They expanded the suit to seek invalidation of Monsanto’s patents on GE seeds. Should they prevail, it would be good news for traditional farmers, who have seen the seeds they have saved for generations, come under the threat of a lawsuit when Monsanto tries to patent them. Farmers in India who have been sued for allowing their cattle to graze in fields planted with the company’s transgenic cotton will also have cause to celebrate.
But public welfare extends beyond farmers and their families.
The suit cites studies showing that Monsanto’s Roundup herbicide (which can be used in much higher amounts when used on crops planted with the company’s Roundup Ready seed) is hazardous to human health, damaging the placenta and is linked to various cancers. (Shareholder activists have taken the company to task on the issue.)
The plaintiffs accuse Monsanto of preventing independent research on its seeds and lobbying (successfully, so far) to ban GMO labeling.
Insect resistance to Monsanto’s Bt corn, as well as to other transgenic crops, is also a growing problem, one that is “threatening their utility and profitability,” according to scientists. Weed resistance to Monsanto’s Roundup is developing, too, with superweeds “galloping through the midWest,” according to a recent report in Mother Jones Magazine.
Protecting The Future – Feeding the Planet
Superinsects and superweeds are the fallout from depending on Frankenseeds, which threaten our food supply. This reality is giving the lie to the claims that GE seeds are the planet’s only hope to feed the 9 billion people expected by 2050.
In fact, the United Nations and the World Bank published an assessment in 2008 that concluded, “Biotech crops have very little potential to alleviate poverty and hunger.”
What will do the job, according to the report?
“Agroecological practices” – organic or otherwise sustainable agriculture – “and food sovereignty” – a term defined as the “right of peoples to define their own food, agriculture, livestock and fisheries systems, in contrast to having food largely subject to international market forces.”
Saving seeds is also critical to genetic diversity – something we need to preserve in a world challenged by climate chaos and environmental destruction. But Monsanto and other biotech companies are tightening their stranglehold on saving seeds, wanting it to be their exclusive domain.
The farmers’ et al suit against Monsanto would loosen this noose.
But Monsanto is trying to block the suit by filing a pre-trial motion in July 2011 to dismiss the case. The plaintiffs countered by asking for an open hearing before a judge to rule on whether the case can move forward. Judge Naomi Buchwald will hand down her decision by the end of March.
Will the plaintiffs be allowed their day in court? Much hangs in the balance. As farmer Jim Gerritsen told CSRwire, “Our livelihoods and our future in farming is at stake.”

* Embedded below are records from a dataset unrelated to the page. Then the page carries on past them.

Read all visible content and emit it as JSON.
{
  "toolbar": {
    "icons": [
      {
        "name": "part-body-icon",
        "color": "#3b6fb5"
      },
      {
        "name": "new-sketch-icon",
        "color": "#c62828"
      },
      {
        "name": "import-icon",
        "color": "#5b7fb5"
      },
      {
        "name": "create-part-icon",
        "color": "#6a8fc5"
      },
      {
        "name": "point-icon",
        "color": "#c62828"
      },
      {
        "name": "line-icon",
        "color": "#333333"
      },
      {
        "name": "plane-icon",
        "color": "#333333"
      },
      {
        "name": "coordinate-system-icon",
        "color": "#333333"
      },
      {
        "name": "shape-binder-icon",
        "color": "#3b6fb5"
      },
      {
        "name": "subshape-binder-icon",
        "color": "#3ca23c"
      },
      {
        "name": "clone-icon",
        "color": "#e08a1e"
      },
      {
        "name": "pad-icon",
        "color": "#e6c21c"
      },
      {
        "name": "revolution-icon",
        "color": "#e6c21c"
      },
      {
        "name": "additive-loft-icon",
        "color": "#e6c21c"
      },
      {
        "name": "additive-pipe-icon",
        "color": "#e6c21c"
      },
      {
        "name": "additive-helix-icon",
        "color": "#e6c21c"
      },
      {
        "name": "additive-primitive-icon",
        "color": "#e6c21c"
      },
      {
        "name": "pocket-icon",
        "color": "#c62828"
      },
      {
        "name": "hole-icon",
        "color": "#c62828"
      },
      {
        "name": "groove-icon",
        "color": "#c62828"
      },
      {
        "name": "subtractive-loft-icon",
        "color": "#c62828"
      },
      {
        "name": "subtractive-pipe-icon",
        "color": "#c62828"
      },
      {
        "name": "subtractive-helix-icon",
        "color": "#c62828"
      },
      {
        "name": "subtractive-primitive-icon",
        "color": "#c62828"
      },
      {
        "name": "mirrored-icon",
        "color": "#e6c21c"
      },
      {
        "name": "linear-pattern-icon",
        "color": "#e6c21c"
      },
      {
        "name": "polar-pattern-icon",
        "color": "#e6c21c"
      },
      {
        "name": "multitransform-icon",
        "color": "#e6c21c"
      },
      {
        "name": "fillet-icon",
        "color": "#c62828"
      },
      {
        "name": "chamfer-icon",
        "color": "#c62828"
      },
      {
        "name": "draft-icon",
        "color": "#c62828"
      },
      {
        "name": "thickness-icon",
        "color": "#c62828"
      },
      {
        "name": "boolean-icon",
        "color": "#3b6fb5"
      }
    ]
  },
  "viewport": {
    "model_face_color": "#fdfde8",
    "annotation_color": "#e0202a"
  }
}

Perhaps, the future of farming is at stake, too?
Originally posted on CSRwire
Francesca Rheannon is an award-winning journalist and managing editor for CSRwire’s blog, Talkback.